Distressed Firms Have a New Controversial Way to Get Rescue Cash

A new complex maneuver that can help rescue companies in financial trouble is likely to gain steam as firms grapple with maturity walls and weaker earnings, according to Barclays Plc strategists.

The move, known as a “double-dip,” helps struggling firms raise cash by issuing debt out of an empty subsidiary, having the parent company guarantee that debt, and sending the proceeds from the debt deal back to the parent company via an inter-company loan, which then becomes another form of collateral for the obligation.

Struggling companies including chemical company Trinseo Plc, software maker Sabre Corp., and retailer At Home Group Inc., have deployed the strategy to raise money this year, opening the door for other companies to follow suit even though the deals haven’t yet been tested in court, strategists led by Bradley Rogoff wrote in a note Wednesday.

The strategists identified several companies that have potential to use double-dip financing if needed. Office supplies retailer Staples Inc. is one of them, and the strategists don’t see the company in a position to grow into or cut its debt load.

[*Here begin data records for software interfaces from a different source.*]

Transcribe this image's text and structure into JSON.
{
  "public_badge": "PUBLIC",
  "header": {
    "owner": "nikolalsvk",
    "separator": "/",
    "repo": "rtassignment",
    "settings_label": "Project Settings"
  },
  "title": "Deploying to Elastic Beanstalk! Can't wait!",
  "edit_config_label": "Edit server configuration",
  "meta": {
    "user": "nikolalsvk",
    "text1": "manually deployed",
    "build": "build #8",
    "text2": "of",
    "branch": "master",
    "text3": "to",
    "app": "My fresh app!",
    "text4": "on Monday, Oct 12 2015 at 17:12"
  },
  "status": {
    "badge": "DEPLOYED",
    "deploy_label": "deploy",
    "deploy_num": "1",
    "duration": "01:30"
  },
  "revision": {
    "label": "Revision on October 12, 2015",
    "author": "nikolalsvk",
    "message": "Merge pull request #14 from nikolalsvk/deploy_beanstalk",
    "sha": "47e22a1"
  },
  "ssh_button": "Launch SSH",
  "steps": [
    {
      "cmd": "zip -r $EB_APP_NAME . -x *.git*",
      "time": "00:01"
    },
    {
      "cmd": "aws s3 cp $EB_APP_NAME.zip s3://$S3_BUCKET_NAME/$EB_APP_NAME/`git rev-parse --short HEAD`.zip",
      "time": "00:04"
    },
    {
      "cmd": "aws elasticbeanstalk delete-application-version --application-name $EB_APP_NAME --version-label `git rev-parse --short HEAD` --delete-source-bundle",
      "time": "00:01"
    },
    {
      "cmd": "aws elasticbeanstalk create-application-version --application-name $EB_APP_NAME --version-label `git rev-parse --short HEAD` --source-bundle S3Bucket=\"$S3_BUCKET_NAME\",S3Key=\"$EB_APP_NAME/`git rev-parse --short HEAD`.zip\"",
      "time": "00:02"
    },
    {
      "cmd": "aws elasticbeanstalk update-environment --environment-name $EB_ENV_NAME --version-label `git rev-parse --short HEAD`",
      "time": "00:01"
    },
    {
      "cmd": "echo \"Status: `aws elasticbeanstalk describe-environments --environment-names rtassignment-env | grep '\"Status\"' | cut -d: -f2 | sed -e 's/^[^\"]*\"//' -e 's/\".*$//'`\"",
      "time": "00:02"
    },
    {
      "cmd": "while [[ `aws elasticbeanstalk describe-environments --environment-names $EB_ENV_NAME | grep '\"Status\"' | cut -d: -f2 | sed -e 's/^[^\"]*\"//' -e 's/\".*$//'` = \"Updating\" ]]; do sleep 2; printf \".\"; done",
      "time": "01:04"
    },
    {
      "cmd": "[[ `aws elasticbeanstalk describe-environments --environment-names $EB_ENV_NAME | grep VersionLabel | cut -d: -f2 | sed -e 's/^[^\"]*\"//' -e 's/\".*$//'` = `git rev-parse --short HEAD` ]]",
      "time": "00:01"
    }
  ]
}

Staples has $7.6 billion of debt outstanding, with its 7.5% notes due 2026 trading in the low 80s, according to Trace.

Mauser Packaging Solutions also has hefty obligations to address, with $3.5 billion of secured debt due by 2026. The company’s covenants are lenient enough to pull off a double-dip if needed, they wrote.

Representatives for Staples and Mauser didn’t immediately respond to requests for comment.

Creative and sometimes-controversial financing maneuvers have grown more common in recent years as rising interest rates have sent a new batch of companies into financial distress. Many of the companies have permissive debt documents that allow them leeway to take on new financing in an effort to stay afloat.

Double-dips can improve creditors’ prospects for recovery in a default by giving them more or different claims on a company’s assets, the strategists wrote. The maneuver differs from transactions like priming — which pushes existing creditors back in line for repayment — by allowing the existing creditors to participate in the deal. And unlike drop-down financings, where a company moves assets out of reach of some creditors, no assets are transferred.

The strategists noted that while “all credit documents have their idiosyncrasies,” a company generally needs to be permitted to incur additional secured debt, guarantee the new debt and take on an inter-company loan to pursue the double-dip strategy.

Source from: Bloomberg